Keyword search on "value": report each line of the records that contains it.

-- Opening Marker --

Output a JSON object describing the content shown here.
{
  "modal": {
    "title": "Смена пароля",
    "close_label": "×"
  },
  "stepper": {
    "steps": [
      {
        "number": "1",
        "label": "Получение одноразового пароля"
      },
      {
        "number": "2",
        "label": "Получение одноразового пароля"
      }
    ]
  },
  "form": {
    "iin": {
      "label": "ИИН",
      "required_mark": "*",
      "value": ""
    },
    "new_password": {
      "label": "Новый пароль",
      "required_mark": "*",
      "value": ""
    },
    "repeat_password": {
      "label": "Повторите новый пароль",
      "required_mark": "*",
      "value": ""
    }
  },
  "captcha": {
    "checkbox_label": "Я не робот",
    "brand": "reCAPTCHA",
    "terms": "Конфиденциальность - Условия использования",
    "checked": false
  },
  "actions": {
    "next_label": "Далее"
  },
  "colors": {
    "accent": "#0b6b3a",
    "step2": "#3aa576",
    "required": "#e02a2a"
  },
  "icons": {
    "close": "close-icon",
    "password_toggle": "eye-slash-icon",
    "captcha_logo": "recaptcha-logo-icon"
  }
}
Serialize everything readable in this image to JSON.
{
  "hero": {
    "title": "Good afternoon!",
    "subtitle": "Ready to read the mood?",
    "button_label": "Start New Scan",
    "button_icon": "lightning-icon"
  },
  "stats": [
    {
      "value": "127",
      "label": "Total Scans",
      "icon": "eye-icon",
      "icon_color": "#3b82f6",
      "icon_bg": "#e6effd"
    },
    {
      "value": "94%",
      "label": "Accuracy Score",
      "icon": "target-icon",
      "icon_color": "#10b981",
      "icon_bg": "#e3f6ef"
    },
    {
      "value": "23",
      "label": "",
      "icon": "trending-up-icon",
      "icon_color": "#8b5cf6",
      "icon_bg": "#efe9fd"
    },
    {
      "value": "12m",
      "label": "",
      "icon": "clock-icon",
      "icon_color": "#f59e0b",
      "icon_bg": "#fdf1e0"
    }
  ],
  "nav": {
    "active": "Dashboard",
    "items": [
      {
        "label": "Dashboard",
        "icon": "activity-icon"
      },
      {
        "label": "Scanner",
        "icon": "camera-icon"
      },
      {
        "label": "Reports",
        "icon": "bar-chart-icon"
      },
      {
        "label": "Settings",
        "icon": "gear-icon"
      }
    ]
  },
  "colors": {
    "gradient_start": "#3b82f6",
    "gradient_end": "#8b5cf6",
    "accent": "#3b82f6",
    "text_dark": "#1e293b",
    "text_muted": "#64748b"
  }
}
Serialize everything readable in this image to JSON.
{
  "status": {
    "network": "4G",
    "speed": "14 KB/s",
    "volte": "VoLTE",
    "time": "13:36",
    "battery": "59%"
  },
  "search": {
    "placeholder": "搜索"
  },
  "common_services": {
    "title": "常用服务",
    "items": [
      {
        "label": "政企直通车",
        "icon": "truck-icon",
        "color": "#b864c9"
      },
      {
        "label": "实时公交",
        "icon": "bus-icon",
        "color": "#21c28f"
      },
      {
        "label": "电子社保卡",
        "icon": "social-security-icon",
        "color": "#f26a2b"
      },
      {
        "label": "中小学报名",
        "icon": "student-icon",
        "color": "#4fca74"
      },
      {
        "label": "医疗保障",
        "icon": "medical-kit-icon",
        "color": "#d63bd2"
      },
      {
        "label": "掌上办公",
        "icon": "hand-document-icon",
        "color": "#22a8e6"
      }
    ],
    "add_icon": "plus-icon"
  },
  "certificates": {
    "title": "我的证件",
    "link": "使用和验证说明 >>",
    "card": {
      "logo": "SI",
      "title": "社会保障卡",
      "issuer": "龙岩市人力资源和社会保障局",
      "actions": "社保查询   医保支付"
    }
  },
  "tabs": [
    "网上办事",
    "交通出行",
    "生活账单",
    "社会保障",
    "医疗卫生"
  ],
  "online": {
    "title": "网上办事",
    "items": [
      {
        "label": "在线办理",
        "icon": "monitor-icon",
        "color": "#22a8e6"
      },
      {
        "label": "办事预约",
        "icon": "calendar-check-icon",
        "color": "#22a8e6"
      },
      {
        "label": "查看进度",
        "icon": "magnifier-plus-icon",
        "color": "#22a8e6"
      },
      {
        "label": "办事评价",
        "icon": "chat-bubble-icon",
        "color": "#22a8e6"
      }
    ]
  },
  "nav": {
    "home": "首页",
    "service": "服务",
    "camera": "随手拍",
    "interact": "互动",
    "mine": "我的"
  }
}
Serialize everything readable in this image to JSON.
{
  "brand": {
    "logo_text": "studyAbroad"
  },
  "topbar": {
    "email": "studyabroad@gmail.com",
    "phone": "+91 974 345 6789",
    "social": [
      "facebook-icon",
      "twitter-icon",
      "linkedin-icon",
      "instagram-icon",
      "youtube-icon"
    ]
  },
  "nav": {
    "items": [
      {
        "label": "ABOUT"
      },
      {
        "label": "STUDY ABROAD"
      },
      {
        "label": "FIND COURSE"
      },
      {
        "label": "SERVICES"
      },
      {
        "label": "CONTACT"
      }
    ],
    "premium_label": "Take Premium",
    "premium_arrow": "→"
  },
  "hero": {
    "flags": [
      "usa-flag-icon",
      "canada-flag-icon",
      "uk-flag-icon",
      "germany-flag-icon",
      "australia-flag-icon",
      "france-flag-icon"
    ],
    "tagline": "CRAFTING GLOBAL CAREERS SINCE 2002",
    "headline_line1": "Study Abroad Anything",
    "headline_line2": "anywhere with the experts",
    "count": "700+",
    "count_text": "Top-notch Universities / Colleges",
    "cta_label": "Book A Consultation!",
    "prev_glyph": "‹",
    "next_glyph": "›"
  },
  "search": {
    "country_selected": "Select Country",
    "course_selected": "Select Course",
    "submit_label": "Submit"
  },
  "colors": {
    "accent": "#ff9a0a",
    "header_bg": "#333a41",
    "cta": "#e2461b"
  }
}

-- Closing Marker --

Response to this task
      "value": ""
      "value": ""
      "value": ""
      "value": "127",
      "value": "94%",
      "value": "23",
      "value": "12m",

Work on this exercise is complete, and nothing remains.